Blind Man Can See It
Fred Wesley & The J.B.'s: Watermelon Man
James Brown's discography is chock full of instrumentals, starting with early '60s recordings like "Devil's Den" through to the J.B.'s LPs of the late '70s. Although Brown's legacy does not rest on his instrumental work, he played on quite a few of the instrumentals, mainly on keyboards or, as shown in the third of today's selections, the drums. All of today's selections represent my favorite instrumentals in which JB sat in with his band.

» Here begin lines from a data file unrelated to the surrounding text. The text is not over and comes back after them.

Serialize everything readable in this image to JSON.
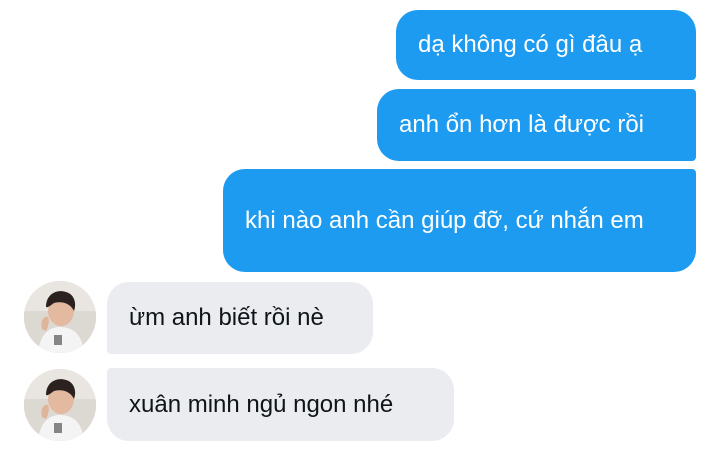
{
  "thread": {
    "messages": [
      {
        "direction": "outgoing",
        "text": "dạ không có gì đâu ạ"
      },
      {
        "direction": "outgoing",
        "text": "anh ổn hơn là được rồi"
      },
      {
        "direction": "outgoing",
        "text": "khi nào anh cần giúp đỡ, cứ nhắn em"
      },
      {
        "direction": "incoming",
        "text": "ừm anh biết rồi nè"
      },
      {
        "direction": "incoming",
        "text": "xuân minh ngủ ngon nhé"
      }
    ]
  },
  "colors": {
    "outgoing_bubble": "#1d9bf0",
    "incoming_bubble": "#eaecef"
  }
}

I included "Shhhhhhhh! (For a Little While)" in one of my podcasts but I used it as an instrumental bed for some announcements, so I'm posting it here, free of my voice. "Shhhhhhhh!" is a nice uptempo groove that encroaches on Northern Soul territory. There's a great hard piano groove that undergirds the record, and James mixes his quirky organ playing (see my prior post about "Believers Shall Enjoy" in regards to the mixed opinion that exists about JB's organ-led instrumentals ) with little grunts and "all rights." JB appears to be having a lot of fun working it out on this one, and I dare you to sit still through it. James played electric piano on "Blind Man Can See It," which was part of the Black Caesar soundtrack. A popular track for sampling, "Blind Man Can See It" starts off with a typical early-'70s JB groove, but then James and the piano storm to the forefront and the band lays back to allow James to solo for the rest of the tune in an almost conversational way. (The full version of the track, unearthed for the In the Jungle Groove comp, finds James adding some spoken commentary later in the cut which, in my opinion, wrecks the vibe that makes the tune special.)
If JB's keyboard work was unorthodox and unusual, his participation in Fred Wesley & The J.B.'s version of Herbie Hancock's "Watermelon Man" shows that his drumming was equally unique. I don't know what the circumstances were that inspired JB to take to the drum kit (usually left to the great John "Jabo" Starks and/or Clyde Stubblefield), but he lays down this hot-foot beat, pounding away on the bass drum and scattering snare and cymbal shots around in a manner more akin to a tap dancer's hoofing than jazz drumming (perhaps James was dancing on the stool while he played). Whatever James was doing, the tune does work and it showcases the jazz chops of James' band.